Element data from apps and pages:
··········
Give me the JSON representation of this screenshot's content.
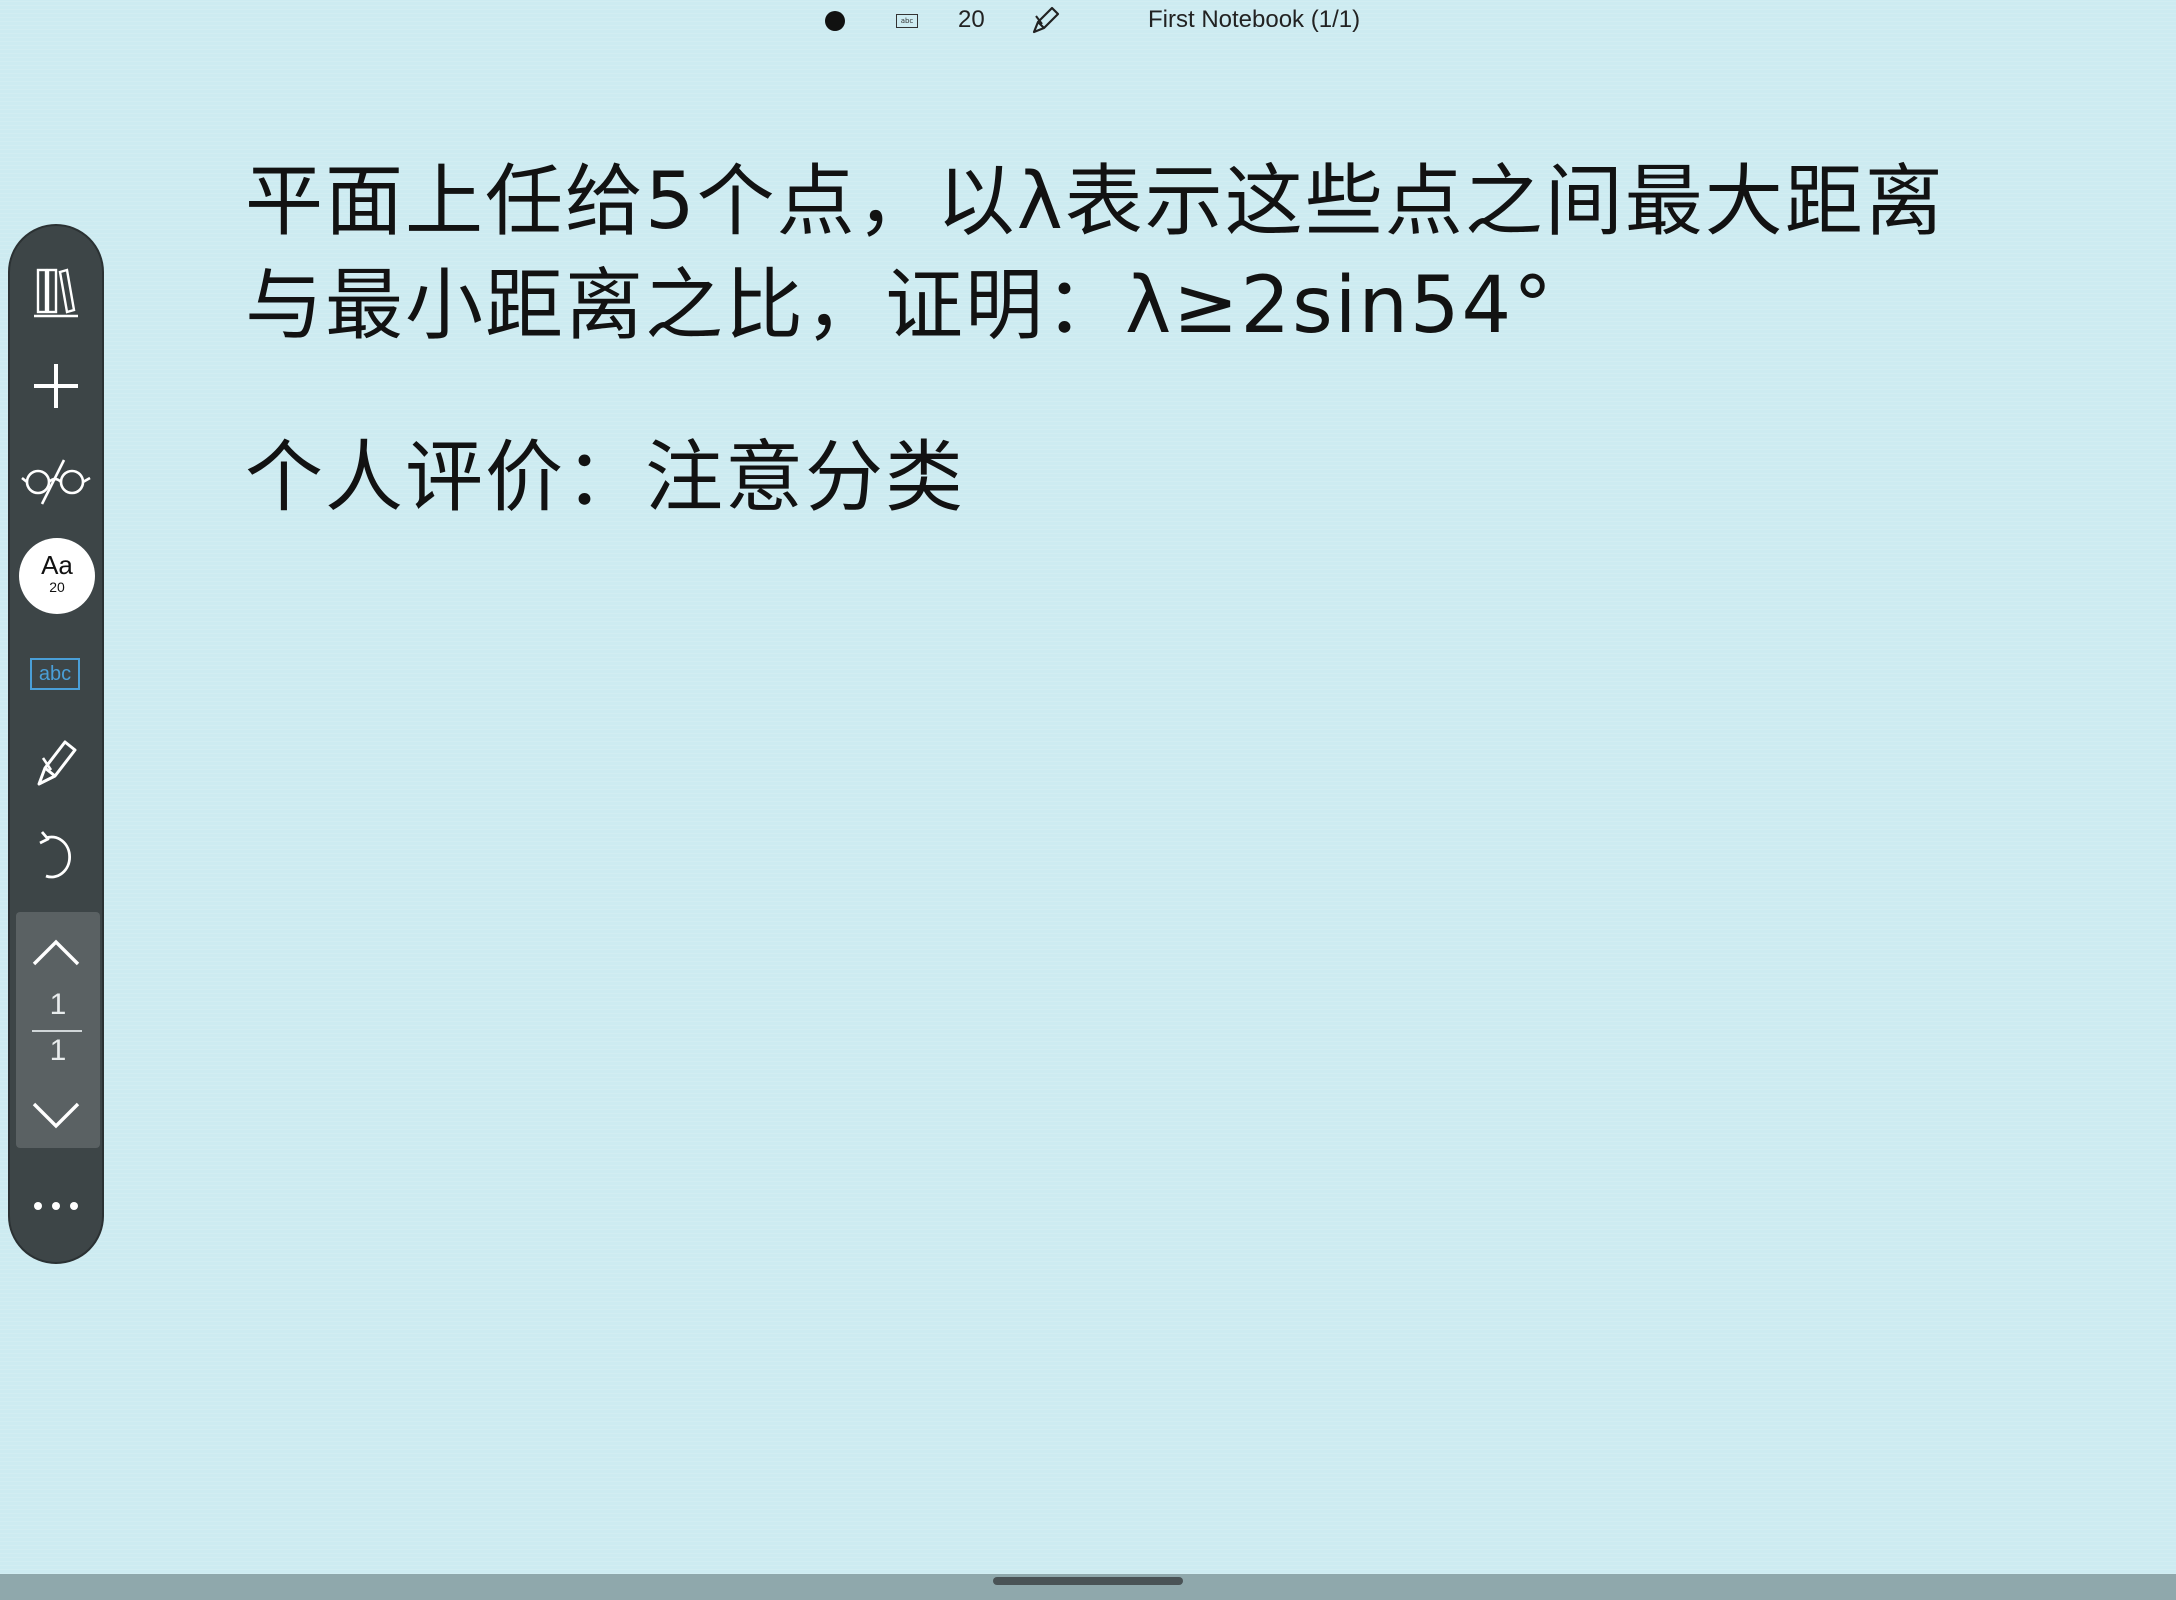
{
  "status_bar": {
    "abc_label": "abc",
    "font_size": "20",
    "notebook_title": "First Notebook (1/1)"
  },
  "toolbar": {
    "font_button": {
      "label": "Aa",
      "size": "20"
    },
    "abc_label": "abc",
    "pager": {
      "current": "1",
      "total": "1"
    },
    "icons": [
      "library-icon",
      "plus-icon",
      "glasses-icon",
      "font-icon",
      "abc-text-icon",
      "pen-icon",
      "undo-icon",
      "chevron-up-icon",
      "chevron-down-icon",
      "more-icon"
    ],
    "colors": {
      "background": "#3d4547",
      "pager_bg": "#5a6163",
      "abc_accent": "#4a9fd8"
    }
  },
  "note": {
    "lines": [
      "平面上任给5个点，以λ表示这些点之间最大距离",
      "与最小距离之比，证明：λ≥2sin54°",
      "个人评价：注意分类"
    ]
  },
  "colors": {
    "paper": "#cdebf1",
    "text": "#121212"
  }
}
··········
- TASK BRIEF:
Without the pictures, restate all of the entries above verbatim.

- FINISHED TASK:
Give me the JSON representation of this screenshot's content.
{
  "status_bar": {
    "abc_label": "abc",
    "font_size": "20",
    "notebook_title": "First Notebook (1/1)"
  },
  "toolbar": {
    "font_button": {
      "label": "Aa",
      "size": "20"
    },
    "abc_label": "abc",
    "pager": {
      "current": "1",
      "total": "1"
    },
    "icons": [
      "library-icon",
      "plus-icon",
      "glasses-icon",
      "font-icon",
      "abc-text-icon",
      "pen-icon",
      "undo-icon",
      "chevron-up-icon",
      "chevron-down-icon",
      "more-icon"
    ],
    "colors": {
      "background": "#3d4547",
      "pager_bg": "#5a6163",
      "abc_accent": "#4a9fd8"
    }
  },
  "note": {
    "lines": [
      "平面上任给5个点，以λ表示这些点之间最大距离",
      "与最小距离之比，证明：λ≥2sin54°",
      "个人评价：注意分类"
    ]
  },
  "colors": {
    "paper": "#cdebf1",
    "text": "#121212"
  }
}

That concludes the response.